WORK TASK >> Find the word "Output" in the records below. List each line containing it.

PROVIDED RECORDS >>

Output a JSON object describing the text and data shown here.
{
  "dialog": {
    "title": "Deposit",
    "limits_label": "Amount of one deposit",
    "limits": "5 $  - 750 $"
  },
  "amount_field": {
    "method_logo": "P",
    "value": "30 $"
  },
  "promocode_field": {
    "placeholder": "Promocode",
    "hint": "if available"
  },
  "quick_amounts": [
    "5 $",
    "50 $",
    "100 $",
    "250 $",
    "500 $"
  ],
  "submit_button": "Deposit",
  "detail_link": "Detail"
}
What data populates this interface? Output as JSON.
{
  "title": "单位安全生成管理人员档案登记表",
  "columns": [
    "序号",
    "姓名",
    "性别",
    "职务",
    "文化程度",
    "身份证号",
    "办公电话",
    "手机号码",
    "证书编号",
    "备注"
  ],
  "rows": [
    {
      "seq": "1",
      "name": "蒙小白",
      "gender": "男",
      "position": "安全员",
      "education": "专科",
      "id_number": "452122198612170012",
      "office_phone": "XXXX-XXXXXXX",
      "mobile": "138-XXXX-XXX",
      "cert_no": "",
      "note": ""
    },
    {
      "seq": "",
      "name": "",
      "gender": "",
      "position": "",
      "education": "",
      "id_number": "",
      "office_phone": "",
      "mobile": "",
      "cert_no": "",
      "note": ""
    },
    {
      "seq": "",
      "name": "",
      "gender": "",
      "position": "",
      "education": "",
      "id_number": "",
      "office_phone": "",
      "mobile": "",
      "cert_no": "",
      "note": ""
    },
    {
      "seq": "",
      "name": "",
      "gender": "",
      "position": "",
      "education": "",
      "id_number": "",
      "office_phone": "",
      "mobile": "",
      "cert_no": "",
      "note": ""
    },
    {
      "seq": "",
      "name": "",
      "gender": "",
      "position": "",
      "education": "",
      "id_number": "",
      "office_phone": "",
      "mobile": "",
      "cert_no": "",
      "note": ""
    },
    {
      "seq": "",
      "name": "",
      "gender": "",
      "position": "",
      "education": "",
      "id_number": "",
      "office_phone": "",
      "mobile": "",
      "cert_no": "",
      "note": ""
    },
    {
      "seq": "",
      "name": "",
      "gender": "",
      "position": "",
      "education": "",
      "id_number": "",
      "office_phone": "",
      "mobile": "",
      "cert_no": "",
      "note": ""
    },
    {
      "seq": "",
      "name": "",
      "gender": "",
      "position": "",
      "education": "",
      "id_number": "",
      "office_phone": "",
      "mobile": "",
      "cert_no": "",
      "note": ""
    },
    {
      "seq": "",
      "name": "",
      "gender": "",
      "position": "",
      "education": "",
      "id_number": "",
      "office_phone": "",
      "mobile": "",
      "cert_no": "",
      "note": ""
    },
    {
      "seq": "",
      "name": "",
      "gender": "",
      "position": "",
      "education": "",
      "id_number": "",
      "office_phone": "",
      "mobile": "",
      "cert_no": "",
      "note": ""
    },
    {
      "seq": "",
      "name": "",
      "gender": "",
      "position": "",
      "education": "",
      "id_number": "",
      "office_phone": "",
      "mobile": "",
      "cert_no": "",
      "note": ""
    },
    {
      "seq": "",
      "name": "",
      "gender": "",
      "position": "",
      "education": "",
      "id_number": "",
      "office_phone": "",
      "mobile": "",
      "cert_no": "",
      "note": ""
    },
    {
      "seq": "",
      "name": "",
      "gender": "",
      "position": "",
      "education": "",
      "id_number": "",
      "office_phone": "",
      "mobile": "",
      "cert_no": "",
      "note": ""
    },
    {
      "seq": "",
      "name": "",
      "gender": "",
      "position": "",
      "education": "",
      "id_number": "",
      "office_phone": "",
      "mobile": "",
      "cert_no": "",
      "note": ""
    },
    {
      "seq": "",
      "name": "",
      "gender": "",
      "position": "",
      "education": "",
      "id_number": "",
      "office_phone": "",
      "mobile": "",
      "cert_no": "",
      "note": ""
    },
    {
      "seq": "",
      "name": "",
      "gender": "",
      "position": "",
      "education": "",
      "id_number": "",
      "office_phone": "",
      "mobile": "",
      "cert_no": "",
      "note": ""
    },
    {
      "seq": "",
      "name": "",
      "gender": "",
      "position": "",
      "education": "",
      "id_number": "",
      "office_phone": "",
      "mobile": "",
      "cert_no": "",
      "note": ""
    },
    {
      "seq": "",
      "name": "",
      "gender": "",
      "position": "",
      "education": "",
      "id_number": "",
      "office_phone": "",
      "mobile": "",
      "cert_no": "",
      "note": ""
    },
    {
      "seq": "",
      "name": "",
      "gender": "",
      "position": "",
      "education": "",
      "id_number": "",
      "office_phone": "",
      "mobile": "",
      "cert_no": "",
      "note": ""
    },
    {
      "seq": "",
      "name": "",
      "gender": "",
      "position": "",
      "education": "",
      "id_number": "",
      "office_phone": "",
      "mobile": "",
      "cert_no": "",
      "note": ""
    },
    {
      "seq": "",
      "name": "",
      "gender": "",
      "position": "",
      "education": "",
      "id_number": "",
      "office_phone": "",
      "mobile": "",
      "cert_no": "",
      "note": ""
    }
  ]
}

REPLY >>
Output a JSON object describing the text and data shown here.
What data populates this interface? Output as JSON.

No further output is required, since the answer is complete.